More businesses are eyeing downtown Nashville relocations and more inventory there is being prepared for office tenants.
Nashville’s police chief has become something of an Internet hero after a letter he wrote in response to an upset resident ricocheted across the Web.
Under the law that passed, Metro’s Transportation and Licensing Commission is responsible for setting minimum fees, effectively getting rid of the $9-a-trip minimum set by Metro Council in January.
Tennessee is the 25th state to join the suit.
Insure Tennessee, as it’s been dubbed, is aimed at those who make too much money to qualify for TennCare, but too little to get a subsidy under the Affordable Care Act.
The deal was proposed to Governor Haslam more than a year ago, according to Craig Becker, who heads the association.
Justice Sharon Lee asked Smith: What if a pharmacist doesn’t have a license, or had some criminal convictions, don’t death row inmates have a right to know if the lethal injection team is qualified? And why should they take the state’s word for it?
The attorney general’s office has refused to hand over the identities to attorneys with the federal public defender’s office –– saying it’s not relevant and carries too much of a risk of harassment and retaliation.
Officials at Bridgestone are projecting 600 new jobs and promising that their 30-story headquarters to be an economic engine for downtown Nashville.

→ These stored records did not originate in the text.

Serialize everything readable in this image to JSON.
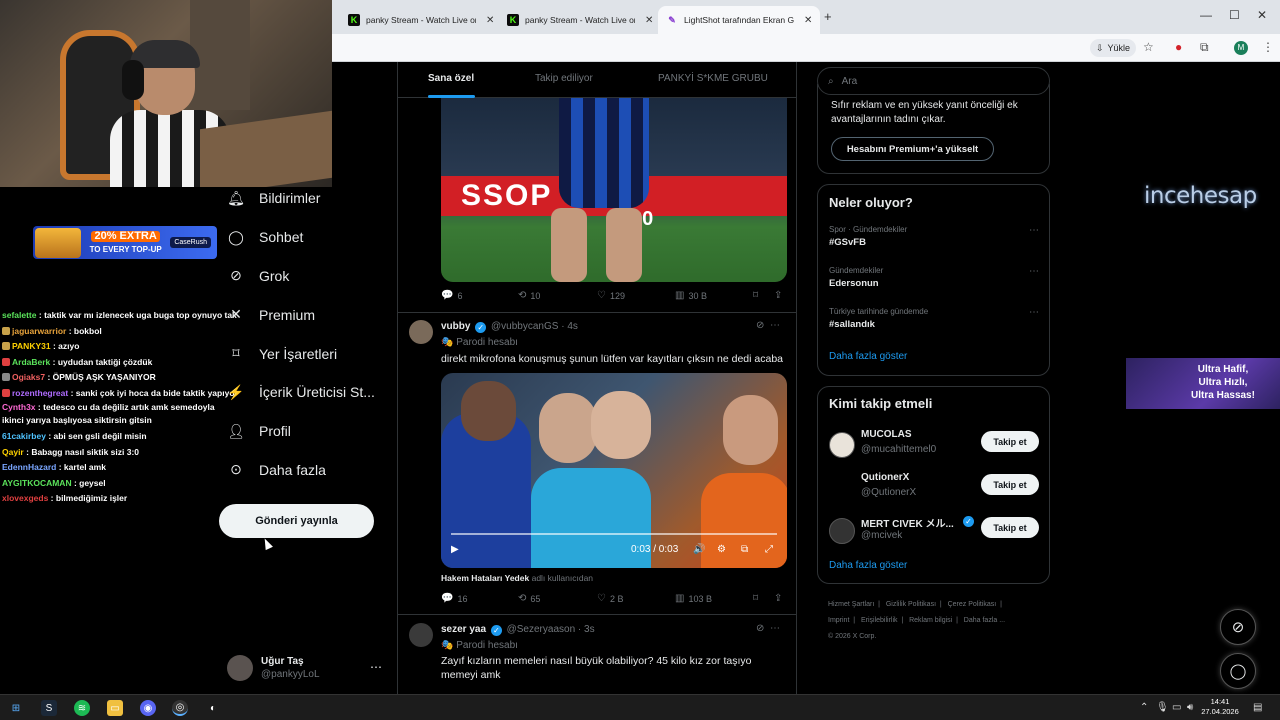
{
  "stream": {
    "ad_banner": {
      "big": "20% EXTRA",
      "small": "TO EVERY TOP-UP",
      "brand": "CaseRush"
    },
    "chat": [
      {
        "user": "sefalette",
        "text": "taktik var mı izlenecek uga buga top oynuyo takım",
        "color": "#5be35b",
        "badge": ""
      },
      {
        "user": "jaguarwarrior",
        "text": "bokbol",
        "color": "#e8a33b",
        "badge": "#c8a24a"
      },
      {
        "user": "PANKY31",
        "text": "azıyo",
        "color": "#ffd200",
        "badge": "#c8a24a"
      },
      {
        "user": "ArdaBerk",
        "text": "uydudan taktiği çözdük",
        "color": "#5be35b",
        "badge": "#e04040"
      },
      {
        "user": "Ogiaks7",
        "text": "ÖPMÜŞ AŞK YAŞANIYOR",
        "color": "#f06060",
        "badge": "#888888"
      },
      {
        "user": "rozenthegreat",
        "text": "sanki çok iyi hoca da bide taktik yapıyo",
        "color": "#b06cff",
        "badge": "#e04040"
      },
      {
        "user": "Cynth3x",
        "text": "tedesco cu da değiliz artık amk semedoyla ikinci yarıya başlıyosa siktirsin gitsin",
        "color": "#ff6ad5",
        "badge": ""
      },
      {
        "user": "61cakirbey",
        "text": "abi sen gsli değil misin",
        "color": "#4fc3ff",
        "badge": ""
      },
      {
        "user": "Qayir",
        "text": "Babagg nasıl siktik sizi 3:0",
        "color": "#ffd200",
        "badge": ""
      },
      {
        "user": "EdennHazard",
        "text": "kartel amk",
        "color": "#7aa6ff",
        "badge": ""
      },
      {
        "user": "AYGITKOCAMAN",
        "text": "geysel",
        "color": "#5be35b",
        "badge": ""
      },
      {
        "user": "xlovexgeds",
        "text": "bilmediğimiz işler",
        "color": "#e04040",
        "badge": ""
      }
    ],
    "incehesap": "incehesap",
    "promo": [
      "Ultra Hafif,",
      "Ultra Hızlı,",
      "Ultra Hassas!"
    ]
  },
  "browser": {
    "tabs": [
      {
        "title": "panky Stream - Watch Live on Kick",
        "icon": "kick-icon"
      },
      {
        "title": "panky Stream - Watch Live on Kick",
        "icon": "kick-icon"
      },
      {
        "title": "LightShot tarafından Ekran Görüntüsü",
        "icon": "lightshot-icon"
      }
    ],
    "toolbar": {
      "yukle": "Yükle",
      "avatar": "M"
    }
  },
  "nav": {
    "items": [
      {
        "label": "Bildirimler",
        "icon": "bell-icon"
      },
      {
        "label": "Sohbet",
        "icon": "chat-icon"
      },
      {
        "label": "Grok",
        "icon": "grok-icon"
      },
      {
        "label": "Premium",
        "icon": "premium-icon"
      },
      {
        "label": "Yer İşaretleri",
        "icon": "bookmark-icon"
      },
      {
        "label": "İçerik Üreticisi St...",
        "icon": "creator-studio-icon"
      },
      {
        "label": "Profil",
        "icon": "profile-icon"
      },
      {
        "label": "Daha fazla",
        "icon": "more-icon"
      }
    ],
    "post_button": "Gönderi yayınla",
    "profile": {
      "name": "Uğur Taş",
      "handle": "@pankyyLoL"
    }
  },
  "timeline": {
    "tabs": [
      "Sana özel",
      "Takip ediliyor",
      "PANKYİ S*KME GRUBU"
    ],
    "post1_stats": {
      "replies": "6",
      "reposts": "10",
      "likes": "129",
      "views": "30 B"
    },
    "media1": {
      "board": "SSOP",
      "number": "20"
    },
    "post2": {
      "name": "vubby",
      "handle": "@vubbycanGS",
      "time": "· 4s",
      "parody": "Parodi hesabı",
      "text": "direkt mikrofona konuşmuş şunun lütfen var kayıtları çıksın ne dedi acaba",
      "video_time": "0:03 / 0:03",
      "tagged_name": "Hakem Hataları Yedek",
      "tagged_suffix": "adlı kullanıcıdan",
      "stats": {
        "replies": "16",
        "reposts": "65",
        "likes": "2 B",
        "views": "103 B"
      }
    },
    "post3": {
      "name": "sezer yaa",
      "handle": "@Sezeryaason",
      "time": "· 3s",
      "parody": "Parodi hesabı",
      "text": "Zayıf kızların memeleri nasıl büyük olabiliyor? 45 kilo kız zor taşıyo memeyi amk"
    }
  },
  "sidebar": {
    "search_placeholder": "Ara",
    "premium": {
      "text": "Sıfır reklam ve en yüksek yanıt önceliği ek avantajlarının tadını çıkar.",
      "button": "Hesabını Premium+'a yükselt"
    },
    "trends_title": "Neler oluyor?",
    "trends": [
      {
        "category": "Spor · Gündemdekiler",
        "title": "#GSvFB"
      },
      {
        "category": "Gündemdekiler",
        "title": "Edersonun"
      },
      {
        "category": "Türkiye tarihinde gündemde",
        "title": "#sallandık"
      }
    ],
    "show_more": "Daha fazla göster",
    "follow_title": "Kimi takip etmeli",
    "follow": [
      {
        "name": "MUCOLAS",
        "handle": "@mucahittemel0",
        "button": "Takip et",
        "verified": false
      },
      {
        "name": "QutionerX",
        "handle": "@QutionerX",
        "button": "Takip et",
        "verified": false
      },
      {
        "name": "MERT CIVEK メル...",
        "handle": "@mcivek",
        "button": "Takip et",
        "verified": true
      }
    ],
    "footer": [
      "Hizmet Şartları",
      "Gizlilik Politikası",
      "Çerez Politikası",
      "Imprint",
      "Erişilebilirlik",
      "Reklam bilgisi",
      "Daha fazla ...",
      "© 2026 X Corp."
    ]
  },
  "taskbar": {
    "time": "14:41",
    "date": "27.04.2026"
  }
}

Adding ride-sharing companies like Lyft and Uber means drivers will have to apply for an annual permit, pass background checks and be subject to random inspections.